Staunton, Nov. 4 – The Russian government, and following it most Russian analysts and many Western ones as well, view the division between “traditional” Islam as defined by Moscow as something positive or at least acceptable and “non-traditional” Islam again as defined by Moscow as something inherently threatening and subject to banning, Aleksey Makarkin says.
But the Moscow analyst says that in fact what Moscow calls “traditional” Islam, that is an Islam which remains confined to the mosque, can be as radical or even more so than the “non-traditional” kind that the Russian authorities seek to suppress (rosbalt.ru/posts/2023/11/03/1997642.html).
Failure to recognize this reality – and he implies that it is widespread -- Makarkin continues, means that Moscow often targets groups that it defines as “non-traditional” rather than being concerned about “traditional” Muslim organizations and individuals that it categorizes as being of no real threat.
Some kinds of radicalism exist on both sides of this divide such as a consensus about Palestinians. There may be differences in how the two express their anger about Israeli action, but there is a real consensus about this that while currently expressed in different ways nonetheless highlights the unity of Islam beneath the divisions Moscow thinks exist.

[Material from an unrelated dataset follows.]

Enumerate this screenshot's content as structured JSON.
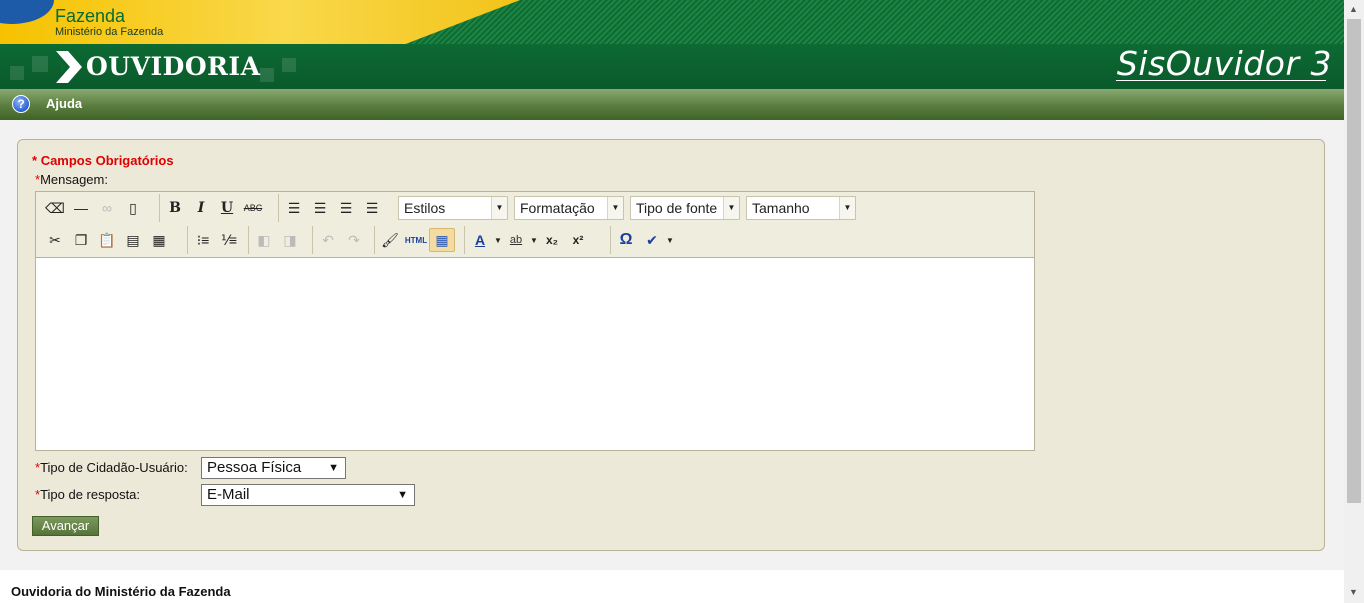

And that means, the analyst implies, that if the regime targets one kind of Islam but not the other, it may unwittingly radicalize those it calls traditional and make them as radical or more so than those it calls non-traditional. That has happened repeatedly in the North Caucasus over the last three decades, and it can happen elsewhere as well.